The Kremlin annouced the news of Alexei Kudrin's departure on Monday, after Medvedev had called on him to step aside for refusing to serve in a government that Medvedev is expected to lead next year under a job swap with Prime Minister Vladimir Putin.

According to Medvedev's press secretary, Kudrin did not resign, but was sacked after a recommendation from Putin.

Under Russia's constitution, the president does not have the power to dismiss the finance minister, but can do so on the proposal of the prime minister.

Kudrin said on Sunday that he "unconditionally refused" to be in the next government and revealed for the first time that he had major policy differences with the incumbent president.

'Job swap'

Medvedev reacted harshly to Kurdin's public refusal, asking him to leave the government.

"Such statements appear improper ... and can in no way be justified. Nobody has revoked discipline and subordination," an angry and stern Medvedev told Kudrin at a meeting of officials in the central Russian city of Volgograd.

"If, Alexei Leonidovich (Kudrin), you disagree with the course of the president, there is only one course of action and you know it: to resign. This is the proposal I make to you."

Responding to Medvedev, Kudrin said: "Yes, it is indeed true that I have disagreements with you. I will take a decision on your proposal and will consult with the prime minister [Putin]."

President Medvedev, who took over the Kremlin from Putin in 2008, announced on Saturday that he would step aside for the incumbent prime minister after March 2012 polls.

The job swap could allow Putin to extend his rule as far as 2024 while Medvedev can press on with his trademark programme of modernisation as head of government.

The polls repeatedly show that Putin remains by far Russia's most popular politician.

As the United Russia party's candidate, Putin is almost certain to win the  country's top job in the March elections due to the fractured state of the Russian opposition and the Kremlin's control over the media.

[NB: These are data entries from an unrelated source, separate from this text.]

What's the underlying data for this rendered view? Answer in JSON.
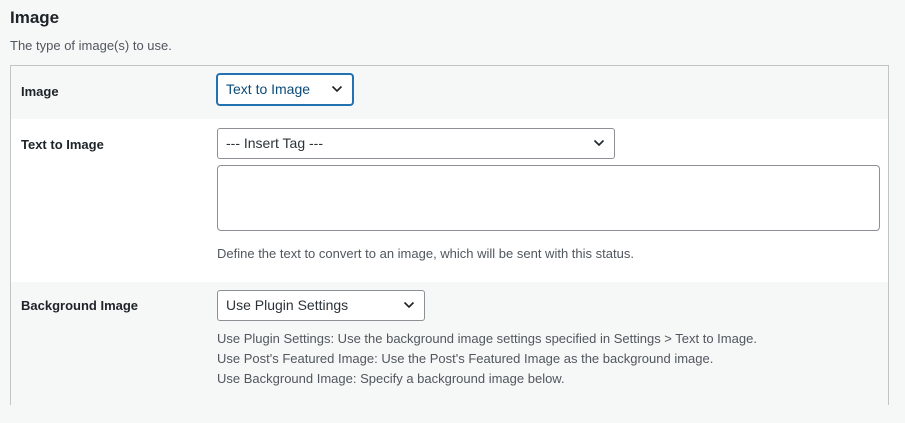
{
  "section": {
    "title": "Image",
    "description": "The type of image(s) to use."
  },
  "fields": {
    "image": {
      "label": "Image",
      "selected": "Text to Image"
    },
    "text_to_image": {
      "label": "Text to Image",
      "tag_select": "--- Insert Tag ---",
      "textarea_value": "",
      "help": "Define the text to convert to an image, which will be sent with this status."
    },
    "background_image": {
      "label": "Background Image",
      "selected": "Use Plugin Settings",
      "help_lines": [
        "Use Plugin Settings: Use the background image settings specified in Settings > Text to Image.",
        "Use Post's Featured Image: Use the Post's Featured Image as the background image.",
        "Use Background Image: Specify a background image below."
      ]
    }
  },
  "icons": {
    "dropdown": "chevron-down-icon"
  },
  "colors": {
    "focus": "#2271b1",
    "border": "#8c8f94",
    "alt_row": "#f6f7f7"
  }
}
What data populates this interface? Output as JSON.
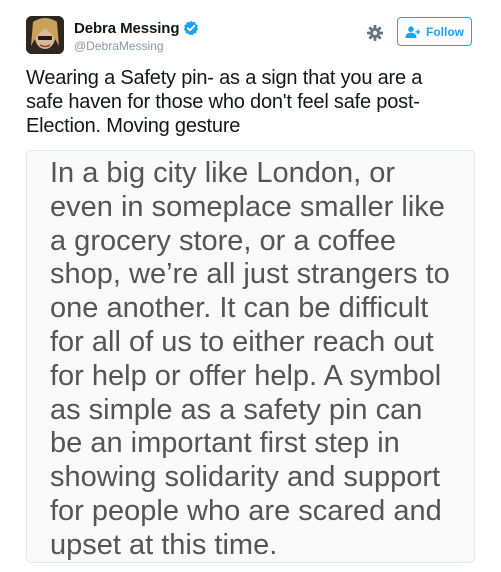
{
  "tweet": {
    "display_name": "Debra Messing",
    "handle": "@DebraMessing",
    "verified": true,
    "follow_label": "Follow",
    "text_lines": [
      "Wearing a Safety pin- as a sign that you are a",
      "safe haven for those who don't feel safe post-",
      "Election. Moving gesture"
    ],
    "image_text_lines": [
      "In a big city like London, or",
      "even in someplace smaller like",
      "a grocery store, or a coffee",
      "shop, we’re all just strangers to",
      "one another. It can be difficult",
      "for all of us to either reach out",
      "for help or offer help. A symbol",
      "as simple as a safety pin can",
      "be an important first step in",
      "showing solidarity and support",
      "for people who are scared and",
      "upset at this time."
    ]
  },
  "icons": {
    "verified": "verified-badge-icon",
    "settings": "gear-icon",
    "follow": "add-user-icon"
  },
  "colors": {
    "accent": "#1da1f2",
    "name": "#14171a",
    "handle": "#8899a6",
    "image_text": "#555555",
    "image_background": "#fafafa"
  }
}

Source:
Agencies
Topics in this article
People
Country
City
Organisation
Featured on Al Jazeera
Your chance to be an investigative journalist in Al Jazeera’s new interactive game.
An innovative rehabilitation programme offers Danish fighters in Syria an escape route and help without prosecution.
Street tension between radical Muslims and Holland's hard right rises, as Islamic State anxiety grows.
Take an immersive look at the challenges facing the war-torn country as US troops begin their withdrawal.
Featured
Despite 14-year struggle for a new mosque in the second-largest city, new roadblocks are erected at every turn.
Authorities and demonstrators have shown no inclination to yield despite growing economic damage and protest pressure.
Lebanese-born Rula Ghani may take cues from the modernising Queen Soraya, but she'll have to proceed with caution.
One of the world's last hunter-gatherer tribes has been forced from the forest it called home by a major dam project.
Chinese authorities scramble to cut off information on Hong Kong protests from reaching the mainland.